About the only control you don't get for IP filtering is day / date control. That's reserved for the Content Filtering feature (Figure 7).
Figure 7: Content Filtering
As you can see, this is a pretty complete set of content filtering features, all of which can be scheduled by time of day and day of week. You get eight sets of URL keyword blocks with multiple keywords allowed per set (as long as you don't exceed 32 characters per set).
In case your LAN users are savvy enough to try using website IP addresses to bypass the keyword blocking, you can enable the Prevent Web access from IP address feature. This blocks web access for any IP address entered (or clicked into) a client browser by any LAN user.

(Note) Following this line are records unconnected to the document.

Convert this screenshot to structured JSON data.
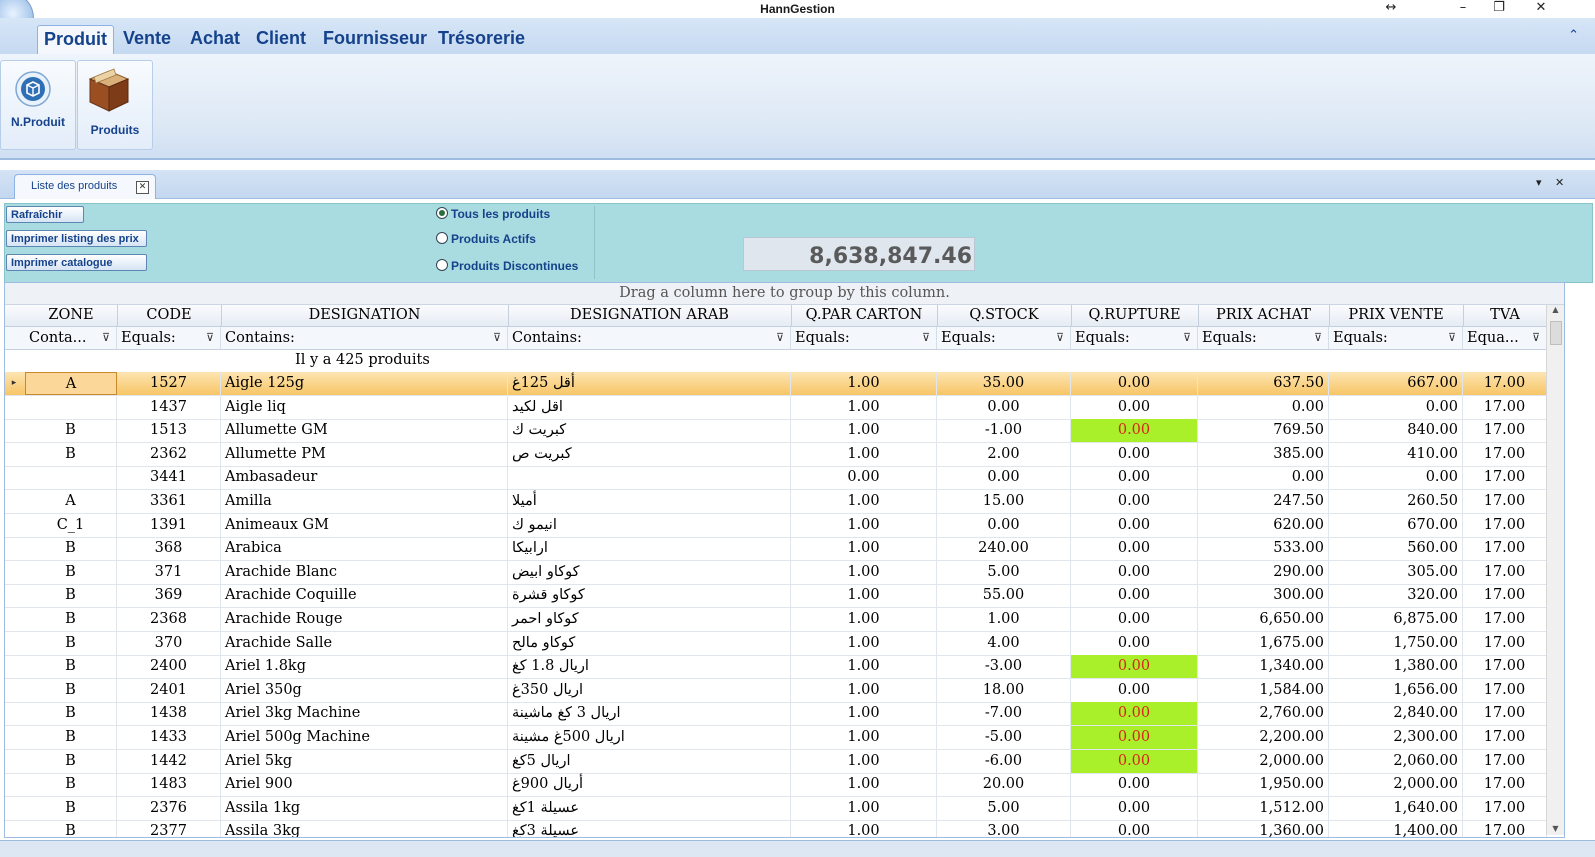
{
  "window": {
    "title": "HannGestion"
  },
  "ribbon": {
    "tabs": [
      "Produit",
      "Vente",
      "Achat",
      "Client",
      "Fournisseur",
      "Trésorerie"
    ],
    "active_tab": "Produit",
    "buttons": [
      {
        "label": "N.Produit",
        "icon": "new-product-icon"
      },
      {
        "label": "Produits",
        "icon": "products-box-icon"
      }
    ]
  },
  "doc_tab": {
    "label": "Liste des produits"
  },
  "toolbar": {
    "refresh": "Rafraîchir",
    "print_prices": "Imprimer listing des prix",
    "print_catalog": "Imprimer catalogue",
    "radios": [
      {
        "label": "Tous les produits",
        "checked": true
      },
      {
        "label": "Produits Actifs",
        "checked": false
      },
      {
        "label": "Produits Discontinues",
        "checked": false
      }
    ],
    "total": "8,638,847.46"
  },
  "grid": {
    "group_panel": "Drag a column here to group by this column.",
    "columns": [
      "ZONE",
      "CODE",
      "DESIGNATION",
      "DESIGNATION ARAB",
      "Q.PAR CARTON",
      "Q.STOCK",
      "Q.RUPTURE",
      "PRIX ACHAT",
      "PRIX VENTE",
      "TVA"
    ],
    "filters": [
      "Conta...",
      "Equals:",
      "Contains:",
      "Contains:",
      "Equals:",
      "Equals:",
      "Equals:",
      "Equals:",
      "Equals:",
      "Equa..."
    ],
    "count_text": "Il y a  425 produits",
    "alert_color": "#a9f02b",
    "selected_color": "#f7c566",
    "rows": [
      {
        "zone": "A",
        "code": "1527",
        "designation": "Aigle 125g",
        "arab": "أقل 125غ",
        "qcarton": "1.00",
        "qstock": "35.00",
        "qrupture": "0.00",
        "achat": "637.50",
        "vente": "667.00",
        "tva": "17.00",
        "selected": true
      },
      {
        "zone": "",
        "code": "1437",
        "designation": "Aigle liq",
        "arab": "اقل لكيد",
        "qcarton": "1.00",
        "qstock": "0.00",
        "qrupture": "0.00",
        "achat": "0.00",
        "vente": "0.00",
        "tva": "17.00"
      },
      {
        "zone": "B",
        "code": "1513",
        "designation": "Allumette GM",
        "arab": "كبريت ك",
        "qcarton": "1.00",
        "qstock": "-1.00",
        "qrupture": "0.00",
        "achat": "769.50",
        "vente": "840.00",
        "tva": "17.00",
        "alert": true
      },
      {
        "zone": "B",
        "code": "2362",
        "designation": "Allumette PM",
        "arab": "كبريت ص",
        "qcarton": "1.00",
        "qstock": "2.00",
        "qrupture": "0.00",
        "achat": "385.00",
        "vente": "410.00",
        "tva": "17.00"
      },
      {
        "zone": "",
        "code": "3441",
        "designation": "Ambasadeur",
        "arab": "",
        "qcarton": "0.00",
        "qstock": "0.00",
        "qrupture": "0.00",
        "achat": "0.00",
        "vente": "0.00",
        "tva": "17.00"
      },
      {
        "zone": "A",
        "code": "3361",
        "designation": "Amilla",
        "arab": "أميلا",
        "qcarton": "1.00",
        "qstock": "15.00",
        "qrupture": "0.00",
        "achat": "247.50",
        "vente": "260.50",
        "tva": "17.00"
      },
      {
        "zone": "C_1",
        "code": "1391",
        "designation": "Animeaux GM",
        "arab": "انيمو ك",
        "qcarton": "1.00",
        "qstock": "0.00",
        "qrupture": "0.00",
        "achat": "620.00",
        "vente": "670.00",
        "tva": "17.00"
      },
      {
        "zone": "B",
        "code": "368",
        "designation": "Arabica",
        "arab": "ارابيكا",
        "qcarton": "1.00",
        "qstock": "240.00",
        "qrupture": "0.00",
        "achat": "533.00",
        "vente": "560.00",
        "tva": "17.00"
      },
      {
        "zone": "B",
        "code": "371",
        "designation": "Arachide Blanc",
        "arab": "كوكاو ابيض",
        "qcarton": "1.00",
        "qstock": "5.00",
        "qrupture": "0.00",
        "achat": "290.00",
        "vente": "305.00",
        "tva": "17.00"
      },
      {
        "zone": "B",
        "code": "369",
        "designation": "Arachide Coquille",
        "arab": "كوكاو قشرة",
        "qcarton": "1.00",
        "qstock": "55.00",
        "qrupture": "0.00",
        "achat": "300.00",
        "vente": "320.00",
        "tva": "17.00"
      },
      {
        "zone": "B",
        "code": "2368",
        "designation": "Arachide Rouge",
        "arab": "كوكاو احمر",
        "qcarton": "1.00",
        "qstock": "1.00",
        "qrupture": "0.00",
        "achat": "6,650.00",
        "vente": "6,875.00",
        "tva": "17.00"
      },
      {
        "zone": "B",
        "code": "370",
        "designation": "Arachide Salle",
        "arab": "كوكاو مالح",
        "qcarton": "1.00",
        "qstock": "4.00",
        "qrupture": "0.00",
        "achat": "1,675.00",
        "vente": "1,750.00",
        "tva": "17.00"
      },
      {
        "zone": "B",
        "code": "2400",
        "designation": "Ariel 1.8kg",
        "arab": "اريال 1.8 كغ",
        "qcarton": "1.00",
        "qstock": "-3.00",
        "qrupture": "0.00",
        "achat": "1,340.00",
        "vente": "1,380.00",
        "tva": "17.00",
        "alert": true
      },
      {
        "zone": "B",
        "code": "2401",
        "designation": "Ariel 350g",
        "arab": "اريال 350غ",
        "qcarton": "1.00",
        "qstock": "18.00",
        "qrupture": "0.00",
        "achat": "1,584.00",
        "vente": "1,656.00",
        "tva": "17.00"
      },
      {
        "zone": "B",
        "code": "1438",
        "designation": "Ariel 3kg Machine",
        "arab": "اريال 3 كغ ماشينة",
        "qcarton": "1.00",
        "qstock": "-7.00",
        "qrupture": "0.00",
        "achat": "2,760.00",
        "vente": "2,840.00",
        "tva": "17.00",
        "alert": true
      },
      {
        "zone": "B",
        "code": "1433",
        "designation": "Ariel 500g Machine",
        "arab": "اريال 500غ مشينة",
        "qcarton": "1.00",
        "qstock": "-5.00",
        "qrupture": "0.00",
        "achat": "2,200.00",
        "vente": "2,300.00",
        "tva": "17.00",
        "alert": true
      },
      {
        "zone": "B",
        "code": "1442",
        "designation": "Ariel 5kg",
        "arab": "اريال 5كغ",
        "qcarton": "1.00",
        "qstock": "-6.00",
        "qrupture": "0.00",
        "achat": "2,000.00",
        "vente": "2,060.00",
        "tva": "17.00",
        "alert": true
      },
      {
        "zone": "B",
        "code": "1483",
        "designation": "Ariel 900",
        "arab": "أريال 900غ",
        "qcarton": "1.00",
        "qstock": "20.00",
        "qrupture": "0.00",
        "achat": "1,950.00",
        "vente": "2,000.00",
        "tva": "17.00"
      },
      {
        "zone": "B",
        "code": "2376",
        "designation": "Assila 1kg",
        "arab": "عسيلة 1كغ",
        "qcarton": "1.00",
        "qstock": "5.00",
        "qrupture": "0.00",
        "achat": "1,512.00",
        "vente": "1,640.00",
        "tva": "17.00"
      },
      {
        "zone": "B",
        "code": "2377",
        "designation": "Assila 3kg",
        "arab": "عسيلة 3كغ",
        "qcarton": "1.00",
        "qstock": "3.00",
        "qrupture": "0.00",
        "achat": "1,360.00",
        "vente": "1,400.00",
        "tva": "17.00"
      }
    ]
  }
}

There's also the ability to block access to Web Proxies and download of ActiveX and Java applets and browser Cookies - features commonly found on other products. However, the 2900G also has the not-so-common ability to block download of common compressed, executable and multimedia file types - the first time I've seen this feature. This will be a welcome addition to anyone trying to control bandwidth usage by download-happy teens or employees.
The downside of the Content Filtering features is that they apply to all users. The only feature that can be bypassed by "trusted" users is the Prevent Web access from IP address feature, where you have four entries in the Enable Excepting Subnets feature that can be used to enter individual IP addresses or subnets that will be allowed IP address-based web access.
Finally, I'd be remiss if I didn't mention the 2900G's DoS Defense settings (Figure 8).
Figure 8: DoS Defense setup
This screen controls the stateful inspection features of the router's firewall that are focused on Denial of Service types of attacks. These features are disabled by default, which is probably appropriate for most users. I've always wondered about the value of this feature category for consumer firewall / router products, since any DoS attack will flood a user's broadband connection, essentially taking it down no matter what the router / firewall does anyway. But at least the Port Scan detection that I tested worked well, sending a series of messages to the syslog stream (more later) as soon as I started the scan.
My test of the Email Alert feature didn't fare as well, though, with not one email received throughput my port scans.